October 31, 2007
Dear Yale Management graduates:
Fall greetings from the Yale School of Management. As I write this, the Class of 2009 are in the throes of their first SOM exams, while the members of the Class of 2008 are enjoying their newly-elevated status as 2nd years — and reveling in the fact that their first SOM exams are now a distant memory.
There are many exciting developments to report from the SOM campus, but perhaps the most exciting development is about the campus itself: as many of you have already heard, last month, after an international design competition, Yale President Richard C. Levin announced the selection of Foster + Partners as the architects for the new Yale School of Management campus. Headquartered in London, but with offices and projects around the world, Foster + Partners is chaired by the Pritzker Architecture Prize Laureate Norman Foster (more properly, Lord Foster of Thames Bank), a graduate of the Yale School of Architecture, and one of the preeminent architects working today.
The selection of Foster + Partners is significant in many ways. The selection of any architecture firm means that we are one step closer to a new campus that will be able to better accommodate and support our integrated curriculum, as well as our plans for program growth and the expansion of both the faculty and the student body over time. The selection of this particular firm, with its track record of creating extraordinary buildings of beauty and significance, is a strong signal of the support that President Levin and the Yale Corporation have for the school. I am confident that the new Yale School of Management campus will take its place as one of the most important architectural examples on a Yale campus that is already, in many ways, a living museum of architecture. As I mentioned in an email to SOM faculty, students, and staff when the Foster + Partners announcement was made, I believe that our new campus will express, in bricks and mortar, in glass and abundant green space, and in its commitment to environmental sustainability, our highest institutional aspirations.
Because we are still at the very beginning of the design process, there are no drawings or plans to show to you as of yet. However, we have set up a website to provide updates about progress on the new campus project as it evolves, so please bookmark http://mba.yale.edu/newcampus, and check back there from time to time. Of course, we will also keep you informed through this enewsletter and in articles in forthcoming issues of Q(n).
Even though I can’t show you renderings, I can report on some of the early planning activity, which has itself generated some very interesting results. Representatives of Foster + Partners and the other firms who will be involved in the development and construction of the campus are already in almost daily contact with the architects in Yale’s facilities office. Foster representatives have also traveled to SOM twice in the last month to conduct design planning workshops, first with me, my senior administrative team, and faculty and student reps on our New Campus Committee; and a few weeks later with small groups of faculty, students, and staff. The workshops consisted of structured exercises designed to assess both the strengths and weaknesses of the current campus, and determine, through word and visual associations, a “sense” of the clients for whom the campus will be constructed.

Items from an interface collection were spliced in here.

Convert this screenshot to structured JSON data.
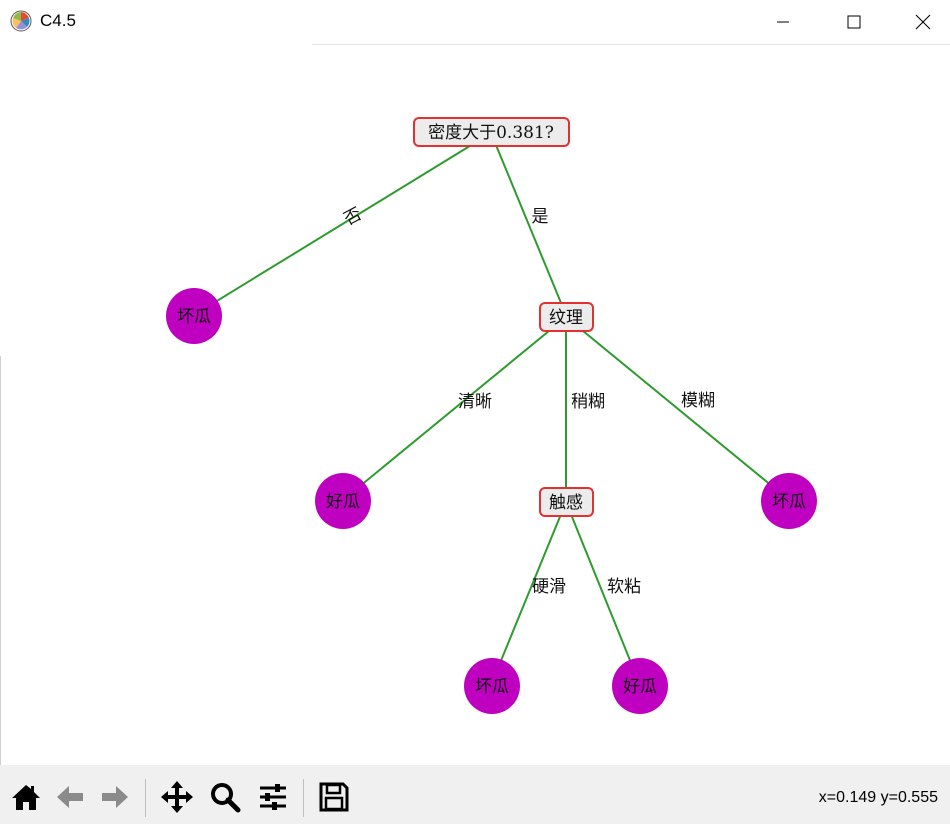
{
  "window": {
    "title": "C4.5"
  },
  "tree": {
    "root": {
      "label": "密度大于0.381?"
    },
    "n_texture": {
      "label": "纹理"
    },
    "n_touch": {
      "label": "触感"
    },
    "leaves": {
      "l_root_no": "坏瓜",
      "l_clear": "好瓜",
      "l_blurry": "坏瓜",
      "l_hard": "坏瓜",
      "l_soft": "好瓜"
    },
    "edges": {
      "e_no": "否",
      "e_yes": "是",
      "e_clear": "清晰",
      "e_slight": "稍糊",
      "e_blurry": "模糊",
      "e_hard": "硬滑",
      "e_soft": "软粘"
    },
    "colors": {
      "edge": "#2e9b2e",
      "decision_border": "#e53030",
      "decision_fill": "#ececec",
      "leaf_fill": "#c000c0"
    }
  },
  "toolbar": {
    "buttons": [
      "home-icon",
      "back-icon",
      "forward-icon",
      "pan-icon",
      "zoom-icon",
      "configure-icon",
      "save-icon"
    ],
    "coordinates": "x=0.149 y=0.555"
  }
}
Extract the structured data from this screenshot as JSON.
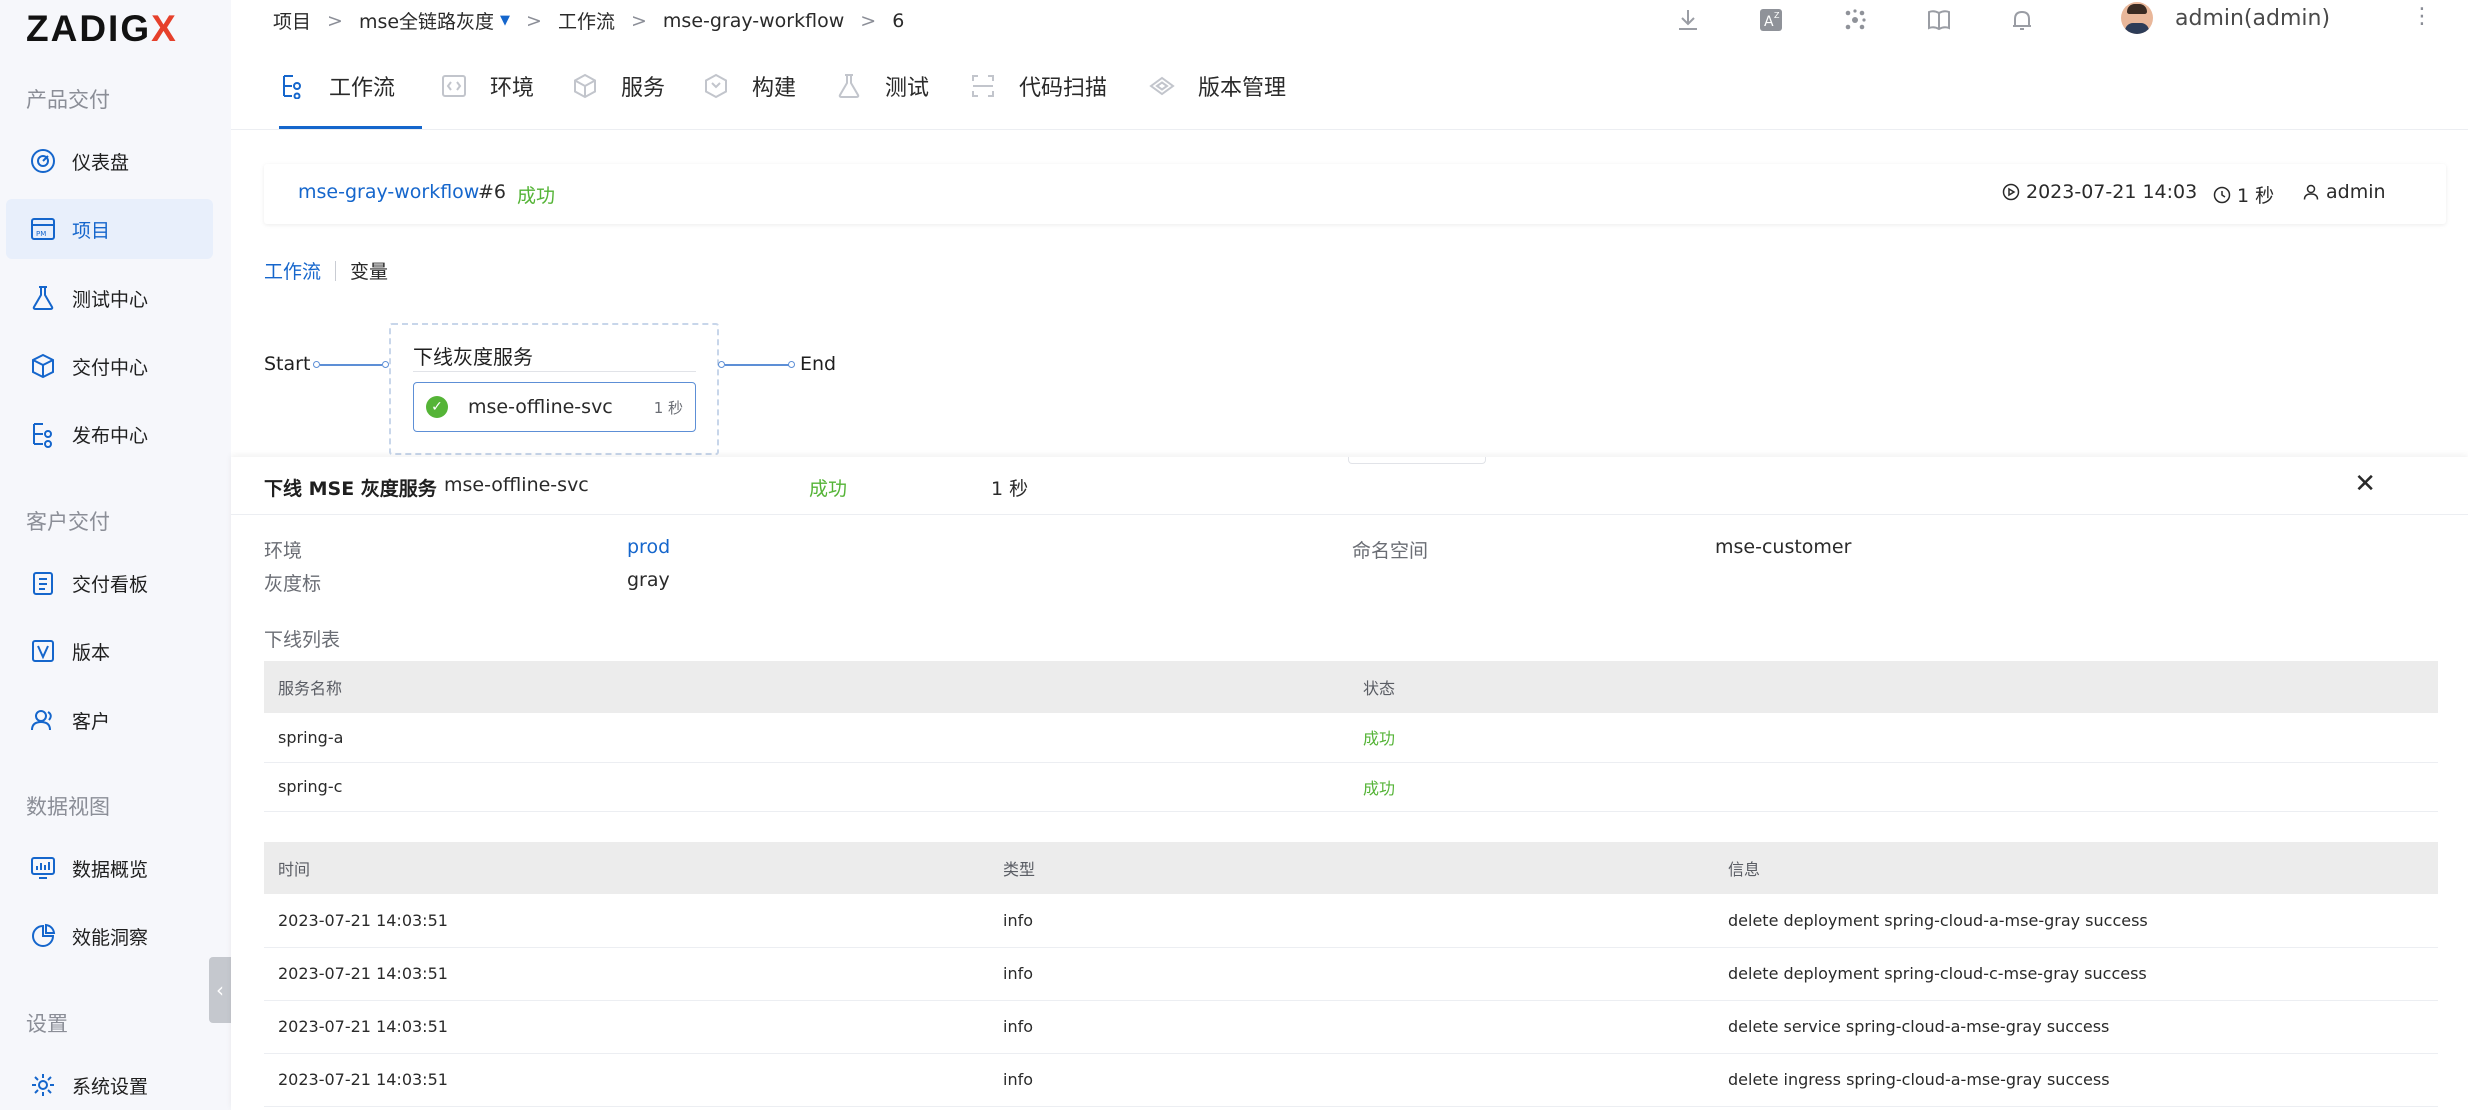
{
  "brand": {
    "logo_main": "ZADIG",
    "logo_x": "X"
  },
  "sidebar": {
    "sections": [
      {
        "title": "产品交付",
        "items": [
          {
            "label": "仪表盘",
            "icon": "dashboard-icon"
          },
          {
            "label": "项目",
            "icon": "project-icon",
            "active": true
          },
          {
            "label": "测试中心",
            "icon": "test-center-icon"
          },
          {
            "label": "交付中心",
            "icon": "delivery-center-icon"
          },
          {
            "label": "发布中心",
            "icon": "release-center-icon"
          }
        ]
      },
      {
        "title": "客户交付",
        "items": [
          {
            "label": "交付看板",
            "icon": "delivery-board-icon"
          },
          {
            "label": "版本",
            "icon": "version-icon"
          },
          {
            "label": "客户",
            "icon": "customer-icon"
          }
        ]
      },
      {
        "title": "数据视图",
        "items": [
          {
            "label": "数据概览",
            "icon": "data-overview-icon"
          },
          {
            "label": "效能洞察",
            "icon": "insight-icon"
          }
        ]
      },
      {
        "title": "设置",
        "items": [
          {
            "label": "系统设置",
            "icon": "gear-icon"
          }
        ]
      }
    ]
  },
  "breadcrumb": {
    "items": [
      "项目",
      "mse全链路灰度",
      "工作流",
      "mse-gray-workflow",
      "6"
    ],
    "separator": ">"
  },
  "user": {
    "name": "admin(admin)"
  },
  "top_icons": [
    "download-icon",
    "translate-icon",
    "plugin-icon",
    "docs-icon",
    "bell-icon"
  ],
  "tabs": [
    {
      "label": "工作流",
      "icon": "workflow-icon",
      "active": true
    },
    {
      "label": "环境",
      "icon": "environment-icon"
    },
    {
      "label": "服务",
      "icon": "service-icon"
    },
    {
      "label": "构建",
      "icon": "build-icon"
    },
    {
      "label": "测试",
      "icon": "test-icon"
    },
    {
      "label": "代码扫描",
      "icon": "scan-icon"
    },
    {
      "label": "版本管理",
      "icon": "version-manage-icon"
    }
  ],
  "run": {
    "workflow": "mse-gray-workflow",
    "number": "#6",
    "status": "成功",
    "started": "2023-07-21 14:03",
    "duration": "1 秒",
    "creator": "admin"
  },
  "subtabs": {
    "workflow": "工作流",
    "variables": "变量"
  },
  "pipeline": {
    "start": "Start",
    "end": "End",
    "stage_title": "下线灰度服务",
    "job": {
      "name": "mse-offline-svc",
      "time": "1 秒",
      "status": "success"
    }
  },
  "detail": {
    "title": "下线 MSE 灰度服务",
    "service": "mse-offline-svc",
    "status": "成功",
    "duration": "1 秒",
    "env_label": "环境",
    "env_value": "prod",
    "ns_label": "命名空间",
    "ns_value": "mse-customer",
    "tag_label": "灰度标",
    "tag_value": "gray",
    "list_label": "下线列表",
    "offline_table": {
      "headers": [
        "服务名称",
        "状态"
      ],
      "rows": [
        [
          "spring-a",
          "成功"
        ],
        [
          "spring-c",
          "成功"
        ]
      ]
    },
    "log_table": {
      "headers": [
        "时间",
        "类型",
        "信息"
      ],
      "rows": [
        [
          "2023-07-21 14:03:51",
          "info",
          "delete deployment spring-cloud-a-mse-gray success"
        ],
        [
          "2023-07-21 14:03:51",
          "info",
          "delete deployment spring-cloud-c-mse-gray success"
        ],
        [
          "2023-07-21 14:03:51",
          "info",
          "delete service spring-cloud-a-mse-gray success"
        ],
        [
          "2023-07-21 14:03:51",
          "info",
          "delete ingress spring-cloud-a-mse-gray success"
        ]
      ]
    }
  },
  "colors": {
    "accent": "#1566cc",
    "success": "#55b437",
    "brand_x": "#e6402b"
  }
}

These kinds of workshops are standard practice with large-scale architectural projects, and the architects from Foster + Partners who conducted our workshops had led similar programs for many other clients. But the SOM design workshops yielded remarkable results: a very “single-minded” vision expressed by all of the different groups who participated. Even though the groups worked independently, they all expressed — to a significant level — a uniformity of opinion and an agreement on visual preferences that the architects said they had never encountered before.

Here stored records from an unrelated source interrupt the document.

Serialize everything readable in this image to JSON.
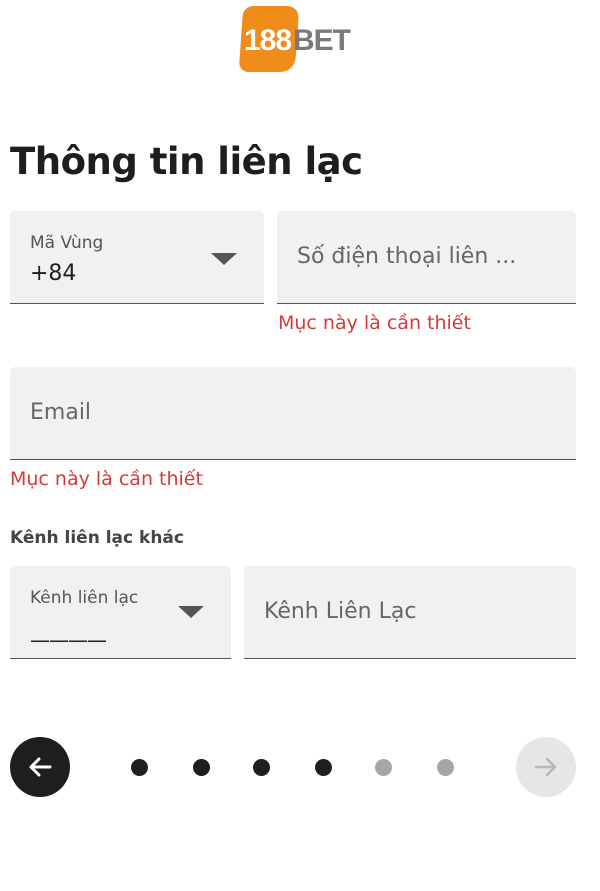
{
  "logo": {
    "number": "188",
    "word": "BET"
  },
  "title": "Thông tin liên lạc",
  "phone": {
    "area_code_label": "Mã Vùng",
    "area_code_value": "+84",
    "phone_placeholder": "Số điện thoại liên ...",
    "error": "Mục này là cần thiết"
  },
  "email": {
    "placeholder": "Email",
    "error": "Mục này là cần thiết"
  },
  "other_contact": {
    "section_label": "Kênh liên lạc khác",
    "channel_label": "Kênh liên lạc",
    "channel_value": "————",
    "channel_placeholder": "Kênh Liên Lạc"
  },
  "navigation": {
    "steps_total": 6,
    "steps_active": 4
  },
  "colors": {
    "brand_orange": "#f08c1a",
    "error_red": "#d43a3a",
    "field_bg": "#f1f1f1",
    "dark": "#1e1e1e"
  },
  "icons": {
    "back": "arrow-left-icon",
    "next": "arrow-right-icon",
    "dropdown": "caret-down-icon"
  }
}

There are a number of important implications of this community-wide clarity of focus. Most importantly, it provides our Foster + Partners design team with a very clear sense of the school, at least as defined by its current inhabitants. This unambiguous guidance will enhance the architects’ ability to make well-informed and appropriate decisions as our campus project evolves. But equally significant, in my mind, is the implication that as an institution, we are coalescing around a unified, consistent view of ourselves — of who we are and what we stand for.
When I became dean a little over two years ago, I articulated three priorities: the curriculum, a new campus, and the development of the “SOM brand.” Two years later, we have seen tremendous success with our innovative, integrated curriculum model, and we continue to improve and refine the academic program, and to innovate within our curricular innovation. We are well on our way to a spectacular new campus. At the same time, we have done a great deal of work on focusing and communicating what is particular and distinguishing about the Yale School of Management. This work is still ongoing, but, starting from the foundation of our distinctive mission of educating leaders for business and society; through the articulation of a vision of our graduates as inspiring, values-based, broadly-engaged leaders who own and solve the hard problems that matter, we have developed three “themes” that we feel are defining of the school. These themes not only serve as a way for us to characterize the institution; they also provide a consistent and comprehensive conceptual framework for others to describe the school.
I have already shared the three themes with the faculty, and last week with the SOM Board of Advisors. Both groups indicated strong support for the ideas. I have also had the opportunity to share the themes, one-on-one, in visits with some of your fellow Yale SOM alumni. They have also indicated general agreement with the principles articulated therein. Several have told me that they have already found the themes very helpful in their own conversations about SOM.
We will be developing these themes more fully in future communications from (and about) the school, but I thought I would take this opportunity to share the basic ideas (and some descriptive examples) with you here:
Theme 1: Leading and Managing Across Boundaries